Downward displacement of the lateral canthus can result from disinsertion, laxity, or the presence of a prominent eye. The lower lid distraction test can determine the degree of laxity and guide lower eyelid canthal repositioning. It is crucial to note the posterior displacement of the orbital rim in relation to the anterior cornea and lower lid margin, a negative vector, preoperatively. Prominent or deep-set eyes should be documented with exophthalmometry. Malar anatomy needs to be evaluated for periorbital hollows.

Assessment of the Eyebrow

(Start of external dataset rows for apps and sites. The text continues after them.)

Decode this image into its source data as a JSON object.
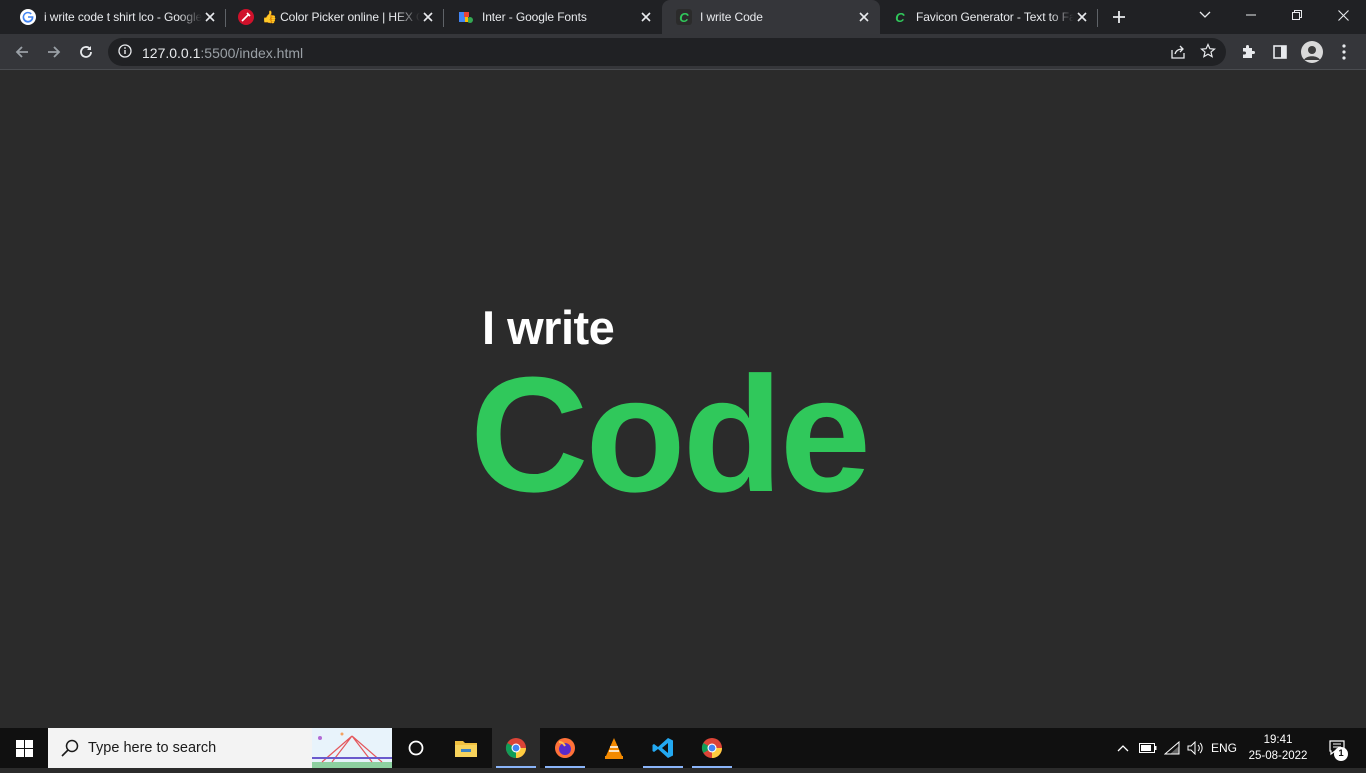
{
  "browser": {
    "tabs": [
      {
        "title": "i write code t shirt lco - Google",
        "favicon": "google-g-icon",
        "active": false
      },
      {
        "title": "👍 Color Picker online | HEX C",
        "favicon": "color-picker-icon",
        "active": false
      },
      {
        "title": "Inter - Google Fonts",
        "favicon": "google-fonts-icon",
        "active": false
      },
      {
        "title": "I write Code",
        "favicon": "c-letter-icon",
        "active": true
      },
      {
        "title": "Favicon Generator - Text to Fa",
        "favicon": "c-letter-icon",
        "active": false
      }
    ],
    "address": {
      "host": "127.0.0.1",
      "rest": ":5500/index.html"
    }
  },
  "page": {
    "line1": "I write",
    "line2": "Code",
    "colors": {
      "background": "#2b2b2b",
      "line1": "#ffffff",
      "accent": "#30c85b"
    }
  },
  "taskbar": {
    "search_placeholder": "Type here to search",
    "language": "ENG",
    "time": "19:41",
    "date": "25-08-2022",
    "notification_count": "1",
    "pinned_apps": [
      "file-explorer-icon",
      "chrome-icon",
      "firefox-icon",
      "vlc-icon",
      "vscode-icon",
      "chrome-icon"
    ]
  }
}
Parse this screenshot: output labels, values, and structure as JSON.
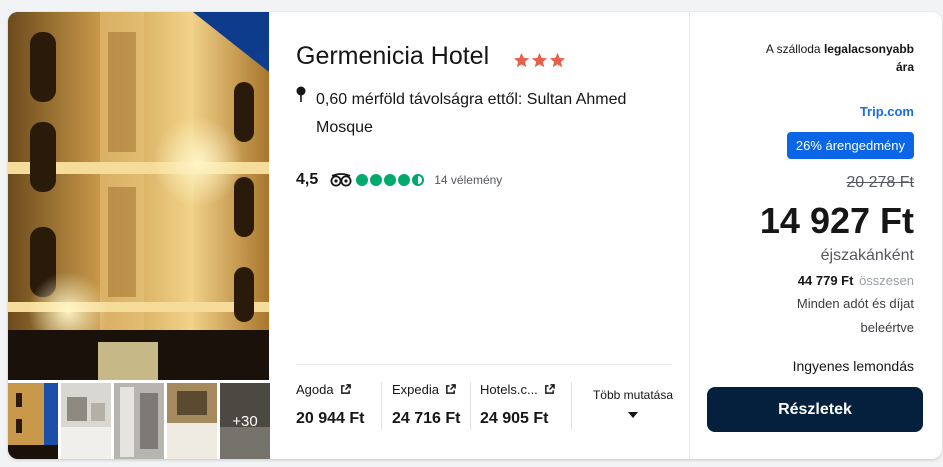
{
  "hotel": {
    "name": "Germenicia Hotel",
    "star_rating": 3,
    "distance_text": "0,60 mérföld távolságra ettől: Sultan Ahmed Mosque",
    "rating": "4,5",
    "review_bubbles": 4.5,
    "review_count": "14 vélemény",
    "more_photos": "+30"
  },
  "providers": [
    {
      "name": "Agoda",
      "price": "20 944 Ft"
    },
    {
      "name": "Expedia",
      "price": "24 716 Ft"
    },
    {
      "name": "Hotels.c...",
      "price": "24 905 Ft"
    }
  ],
  "show_more_label": "Több mutatása",
  "offer": {
    "lowest_prefix": "A szálloda",
    "lowest_bold": "legalacsonyabb",
    "lowest_suffix": "ára",
    "partner": "Trip.com",
    "discount": "26% árengedmény",
    "old_price": "20 278 Ft",
    "price": "14 927 Ft",
    "per_night": "éjszakánként",
    "total_value": "44 779 Ft",
    "total_label": "összesen",
    "taxes": "Minden adót és díjat beleértve",
    "free_cancellation": "Ingyenes lemondás",
    "button_label": "Részletek"
  },
  "colors": {
    "star": "#e8604c",
    "bubble": "#00aa6c",
    "partner": "#1a6ce6",
    "badge": "#0a66e6",
    "button": "#05203c"
  },
  "icons": {
    "location": "map-pin-icon",
    "tripadvisor": "tripadvisor-owl-icon",
    "external": "external-link-icon",
    "dropdown": "caret-down-icon"
  }
}
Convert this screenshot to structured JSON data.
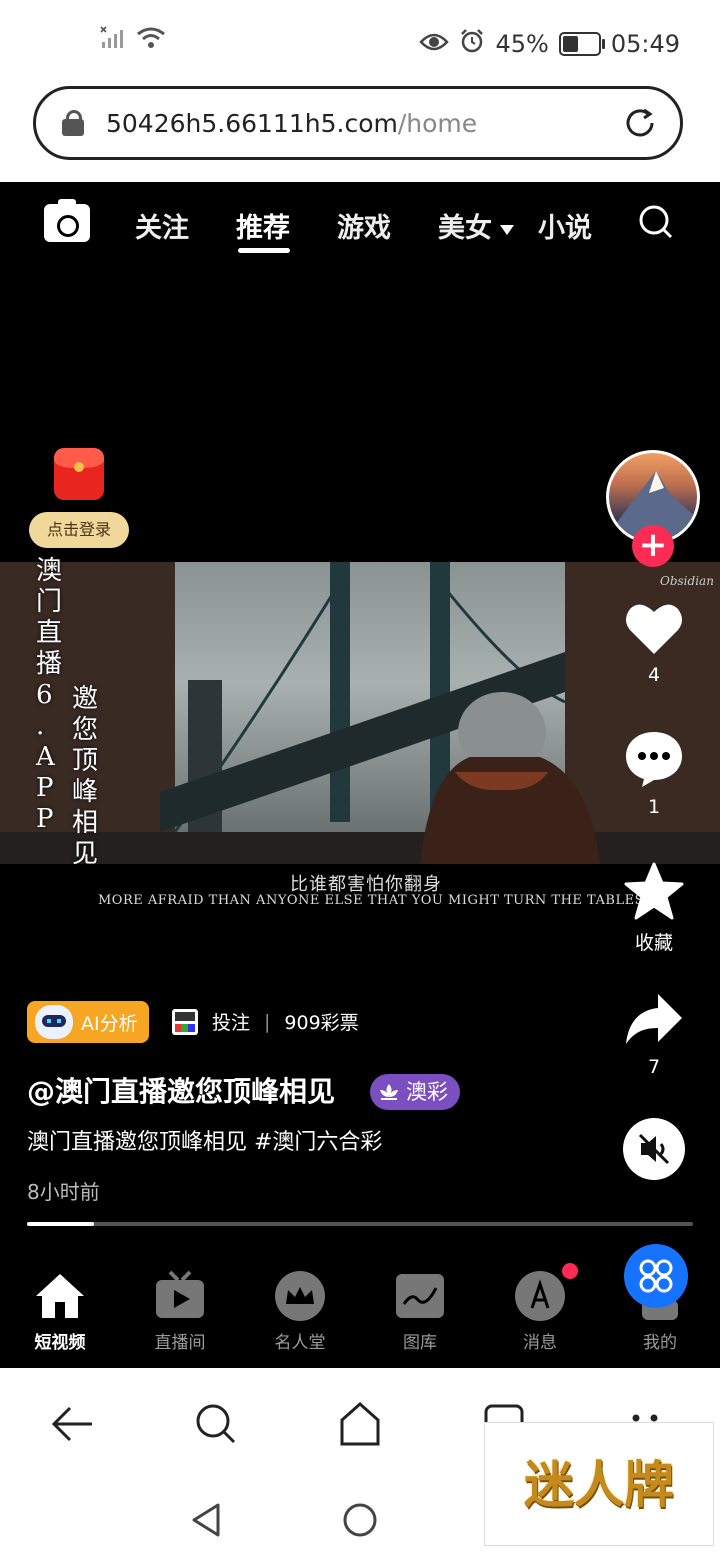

Brow ptosis, or sagging of the eyebrow, is another common issue that can be addressed during blepharoplasty. Evaluating the position of the eyebrow in relation to the superior orbital rim is crucial during the preoperative evaluation. Asymmetry in the upper and lower eyelids and brow position is common and should be recognized and addressed individually.

After the surgery, the incisions will be closed with sutures or skin adhesives, and the patient will be given instructions for post-operative care. Patients should follow these instructions carefully, as this can help to minimize the risk of infection and other complications.

Recovery from blepharoplasty typically takes several weeks, and individuals may experience some swelling, bruising, and discomfort during this time. Most people are able to return to work and other normal activities within a week or two. Post-op, patients should avoid strenuous activities and to protect the incisions from sunlight and other irritants during the recovery period.

Blepharoplasty Eyelid Surgery Risks and Complications

In general, blepharoplasty is a safe and effective procedure that can provide significant aesthetic improvements to the eyes. However, as with any surgical procedure, there are potential risks and complications that should be discussed with a qualified plastic surgeon before undergoing the surgery. Some potential complications of blepharoplasty include infection, scarring, dry eyes, and changes in vision. In rare cases, more serious complications such as blindness or paralysis of the facial muscles may occur.

Blepharoplasty Eyelid Surgery References

Blepharoplasty – Medical Policy Article

Blepharoplasty – StatPearls – NCBI Bookshelf

Blepharoplasty: An Overview